Following the release this week of IBMs Lotus Software divisions Notes and Domino 6 platform, Microsoft Corp. next week will unveil more of its forthcoming Titanium release at its Microsoft Exchange Conference in Anaheim, Calif.
And as Lotus did with Notes and Domino 6, Microsoft officials will tout reductions in the total ownership cost of corporate messaging systems as the primary benefit for upgrading to Titanium, expected to be generally available about the middle of next year.
But despite the hype coming from both of these vendors, customers and industry analysts arent expecting either product to spur a wave of migrations or cross-migrations to other platforms.
Titanium will feature support for shadow backups—keeping messages, calendar items and other Exchange data stored locally with periodic server synchronizations—and improved MAPI support for better data compression and fewer bytes of data exchanged between the Outlook client and Exchange Server. Both of these improvements will boost server consolidation, Microsoft officials said. The company expects its own Titanium deployment to reduce the number of Exchange mailbox servers it uses from 110 to around 20.
Microsoft is also adding security improvements, such as SMIME signing and encrypting for Outlook, and anti-spam capabilities.
Keith Glass, an IT consultant in Manassas, Va., who recently upgraded a client site to Exchange 2000, was skeptical of Microsofts claims of future security improvements.
"Considering that its been MS code at the core of the vast majority of security incidents, any improvement is welcome," said Glass. "Question is, will it be sufficient?

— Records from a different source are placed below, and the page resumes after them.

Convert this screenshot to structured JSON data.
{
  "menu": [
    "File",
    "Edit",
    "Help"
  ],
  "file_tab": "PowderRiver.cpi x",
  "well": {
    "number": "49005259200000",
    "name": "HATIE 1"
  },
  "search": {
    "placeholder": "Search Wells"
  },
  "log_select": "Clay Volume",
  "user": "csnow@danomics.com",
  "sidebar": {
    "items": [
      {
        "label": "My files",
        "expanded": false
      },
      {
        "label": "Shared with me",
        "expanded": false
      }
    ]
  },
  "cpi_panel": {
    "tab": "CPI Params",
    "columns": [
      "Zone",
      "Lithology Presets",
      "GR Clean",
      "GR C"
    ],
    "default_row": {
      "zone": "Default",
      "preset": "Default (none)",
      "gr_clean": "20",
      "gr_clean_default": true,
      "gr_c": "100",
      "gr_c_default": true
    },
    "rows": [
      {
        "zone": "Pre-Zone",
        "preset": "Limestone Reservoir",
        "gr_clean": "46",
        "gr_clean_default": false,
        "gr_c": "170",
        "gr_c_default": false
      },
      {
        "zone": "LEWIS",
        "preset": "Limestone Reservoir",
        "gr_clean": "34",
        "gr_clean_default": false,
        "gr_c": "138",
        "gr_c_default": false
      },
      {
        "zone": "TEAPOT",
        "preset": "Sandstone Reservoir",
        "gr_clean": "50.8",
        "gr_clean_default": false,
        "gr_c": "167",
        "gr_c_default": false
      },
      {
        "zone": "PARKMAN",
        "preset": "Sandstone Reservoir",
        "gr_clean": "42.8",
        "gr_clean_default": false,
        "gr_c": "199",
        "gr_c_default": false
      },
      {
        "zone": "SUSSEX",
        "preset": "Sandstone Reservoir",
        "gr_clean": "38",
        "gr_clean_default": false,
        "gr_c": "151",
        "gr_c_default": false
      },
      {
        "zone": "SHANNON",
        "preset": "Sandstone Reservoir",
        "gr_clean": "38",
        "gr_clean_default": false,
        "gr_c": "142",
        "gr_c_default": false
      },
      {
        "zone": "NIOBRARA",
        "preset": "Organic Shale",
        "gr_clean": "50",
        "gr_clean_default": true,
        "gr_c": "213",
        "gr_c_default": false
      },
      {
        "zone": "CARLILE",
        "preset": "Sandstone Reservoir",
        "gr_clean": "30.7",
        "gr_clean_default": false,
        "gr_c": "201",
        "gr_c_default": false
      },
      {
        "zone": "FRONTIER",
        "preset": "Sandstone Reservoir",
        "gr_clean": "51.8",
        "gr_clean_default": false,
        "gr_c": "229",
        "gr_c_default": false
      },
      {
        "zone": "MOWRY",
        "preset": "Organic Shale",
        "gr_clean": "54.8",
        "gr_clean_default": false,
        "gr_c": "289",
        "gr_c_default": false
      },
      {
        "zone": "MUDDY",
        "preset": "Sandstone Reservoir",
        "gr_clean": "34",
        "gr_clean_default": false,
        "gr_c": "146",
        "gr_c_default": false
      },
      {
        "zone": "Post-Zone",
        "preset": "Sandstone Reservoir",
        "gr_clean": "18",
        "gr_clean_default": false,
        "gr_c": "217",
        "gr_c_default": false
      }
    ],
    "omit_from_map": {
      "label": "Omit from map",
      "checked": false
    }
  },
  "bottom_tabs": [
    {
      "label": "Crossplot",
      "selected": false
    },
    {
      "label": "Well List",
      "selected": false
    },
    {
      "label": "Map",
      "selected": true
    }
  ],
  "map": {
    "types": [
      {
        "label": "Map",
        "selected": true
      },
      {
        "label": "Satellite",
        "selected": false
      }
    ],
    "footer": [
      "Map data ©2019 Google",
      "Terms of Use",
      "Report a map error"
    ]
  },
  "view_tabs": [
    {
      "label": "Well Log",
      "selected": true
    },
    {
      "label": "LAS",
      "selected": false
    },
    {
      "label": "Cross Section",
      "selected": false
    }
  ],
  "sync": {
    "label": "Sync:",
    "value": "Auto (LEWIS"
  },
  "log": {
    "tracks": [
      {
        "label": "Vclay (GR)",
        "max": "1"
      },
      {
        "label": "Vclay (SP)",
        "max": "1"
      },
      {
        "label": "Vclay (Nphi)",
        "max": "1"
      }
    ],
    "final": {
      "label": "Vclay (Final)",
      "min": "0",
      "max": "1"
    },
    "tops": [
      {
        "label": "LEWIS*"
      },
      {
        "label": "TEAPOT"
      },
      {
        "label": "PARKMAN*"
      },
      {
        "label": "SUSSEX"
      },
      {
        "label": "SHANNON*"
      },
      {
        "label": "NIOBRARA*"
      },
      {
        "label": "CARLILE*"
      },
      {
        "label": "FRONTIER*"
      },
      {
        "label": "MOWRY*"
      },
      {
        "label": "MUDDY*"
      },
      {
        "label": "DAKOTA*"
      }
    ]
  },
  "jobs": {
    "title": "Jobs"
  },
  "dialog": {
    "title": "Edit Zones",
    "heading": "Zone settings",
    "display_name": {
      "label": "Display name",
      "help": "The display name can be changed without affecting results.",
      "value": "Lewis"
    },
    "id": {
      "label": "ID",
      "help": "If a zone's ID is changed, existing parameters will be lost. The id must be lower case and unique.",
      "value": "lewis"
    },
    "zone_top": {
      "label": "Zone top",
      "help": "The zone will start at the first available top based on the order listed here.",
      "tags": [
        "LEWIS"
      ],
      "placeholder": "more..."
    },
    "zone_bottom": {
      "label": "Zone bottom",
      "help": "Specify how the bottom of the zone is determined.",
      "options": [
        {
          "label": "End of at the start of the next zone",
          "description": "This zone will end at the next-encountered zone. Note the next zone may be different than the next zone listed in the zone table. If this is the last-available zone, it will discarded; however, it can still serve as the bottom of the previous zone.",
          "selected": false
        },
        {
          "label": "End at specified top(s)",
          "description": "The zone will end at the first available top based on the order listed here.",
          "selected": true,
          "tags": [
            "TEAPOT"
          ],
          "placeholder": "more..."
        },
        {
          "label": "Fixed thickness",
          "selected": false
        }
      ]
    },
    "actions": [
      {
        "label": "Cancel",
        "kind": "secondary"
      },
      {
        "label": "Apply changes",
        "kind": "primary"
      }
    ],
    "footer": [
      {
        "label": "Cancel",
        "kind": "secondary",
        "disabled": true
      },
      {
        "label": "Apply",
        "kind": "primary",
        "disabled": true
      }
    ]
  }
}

As for Outlook, the less said of the premier virus vector on the Net, the better.